+++ Recorded data +++

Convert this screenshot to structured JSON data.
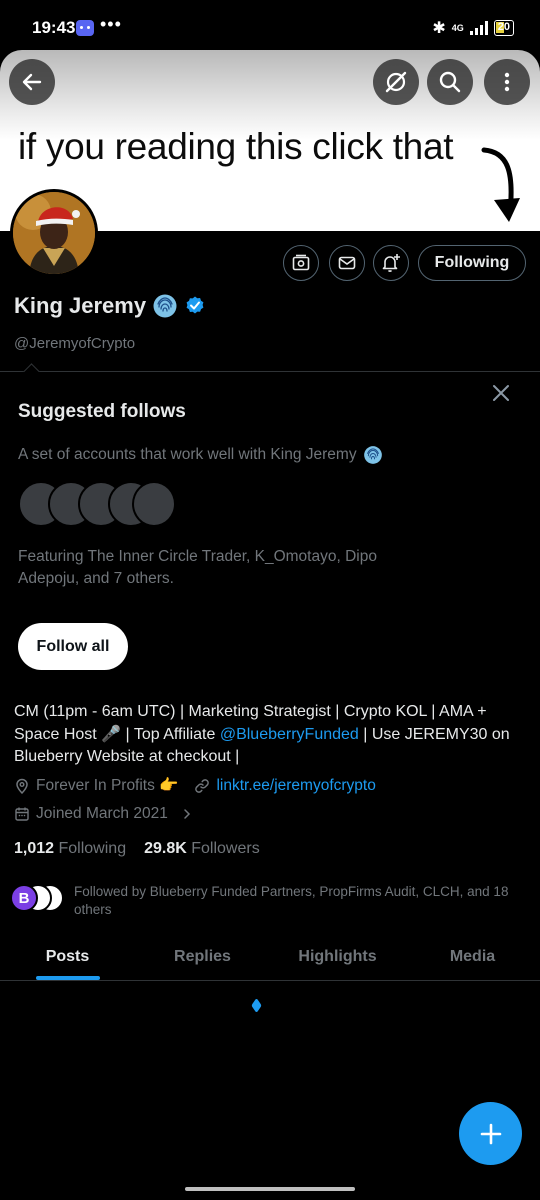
{
  "status_bar": {
    "time": "19:43",
    "dots": "•••",
    "network": "4G",
    "battery": "20"
  },
  "banner": {
    "text": "if you reading this click that"
  },
  "profile": {
    "display_name": "King Jeremy",
    "handle": "@JeremyofCrypto",
    "following_label": "Following",
    "verified_color": "#1d9bf0"
  },
  "suggested": {
    "title": "Suggested follows",
    "description": "A set of accounts that work well with King Jeremy",
    "featuring": "Featuring The Inner Circle Trader, K_Omotayo, Dipo Adepoju, and 7 others.",
    "follow_all_label": "Follow all"
  },
  "bio": {
    "part1": "CM (11pm - 6am UTC) | Marketing Strategist | Crypto KOL | AMA + Space Host 🎤 | Top Affiliate ",
    "mention": "@BlueberryFunded",
    "part2": " | Use JEREMY30 on Blueberry Website at checkout |"
  },
  "meta": {
    "location": "Forever In Profits 👉",
    "website": "linktr.ee/jeremyofcrypto",
    "joined": "Joined March 2021"
  },
  "stats": {
    "following_count": "1,012",
    "following_label": "Following",
    "followers_count": "29.8K",
    "followers_label": "Followers"
  },
  "followed_by": {
    "avatar_letter": "B",
    "text": "Followed by Blueberry Funded Partners, PropFirms Audit, CLCH, and 18 others"
  },
  "tabs": [
    {
      "label": "Posts",
      "active": true
    },
    {
      "label": "Replies",
      "active": false
    },
    {
      "label": "Highlights",
      "active": false
    },
    {
      "label": "Media",
      "active": false
    }
  ],
  "colors": {
    "accent": "#1d9bf0",
    "background": "#000000",
    "secondary_text": "#71767b"
  }
}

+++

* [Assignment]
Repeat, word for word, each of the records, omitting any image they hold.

* [Finished task]
Convert this screenshot to structured JSON data.
{
  "status_bar": {
    "time": "19:43",
    "dots": "•••",
    "network": "4G",
    "battery": "20"
  },
  "banner": {
    "text": "if you reading this click that"
  },
  "profile": {
    "display_name": "King Jeremy",
    "handle": "@JeremyofCrypto",
    "following_label": "Following",
    "verified_color": "#1d9bf0"
  },
  "suggested": {
    "title": "Suggested follows",
    "description": "A set of accounts that work well with King Jeremy",
    "featuring": "Featuring The Inner Circle Trader, K_Omotayo, Dipo Adepoju, and 7 others.",
    "follow_all_label": "Follow all"
  },
  "bio": {
    "part1": "CM (11pm - 6am UTC) | Marketing Strategist | Crypto KOL | AMA + Space Host 🎤 | Top Affiliate ",
    "mention": "@BlueberryFunded",
    "part2": " | Use JEREMY30 on Blueberry Website at checkout |"
  },
  "meta": {
    "location": "Forever In Profits 👉",
    "website": "linktr.ee/jeremyofcrypto",
    "joined": "Joined March 2021"
  },
  "stats": {
    "following_count": "1,012",
    "following_label": "Following",
    "followers_count": "29.8K",
    "followers_label": "Followers"
  },
  "followed_by": {
    "avatar_letter": "B",
    "text": "Followed by Blueberry Funded Partners, PropFirms Audit, CLCH, and 18 others"
  },
  "tabs": [
    {
      "label": "Posts",
      "active": true
    },
    {
      "label": "Replies",
      "active": false
    },
    {
      "label": "Highlights",
      "active": false
    },
    {
      "label": "Media",
      "active": false
    }
  ],
  "colors": {
    "accent": "#1d9bf0",
    "background": "#000000",
    "secondary_text": "#71767b"
  }
}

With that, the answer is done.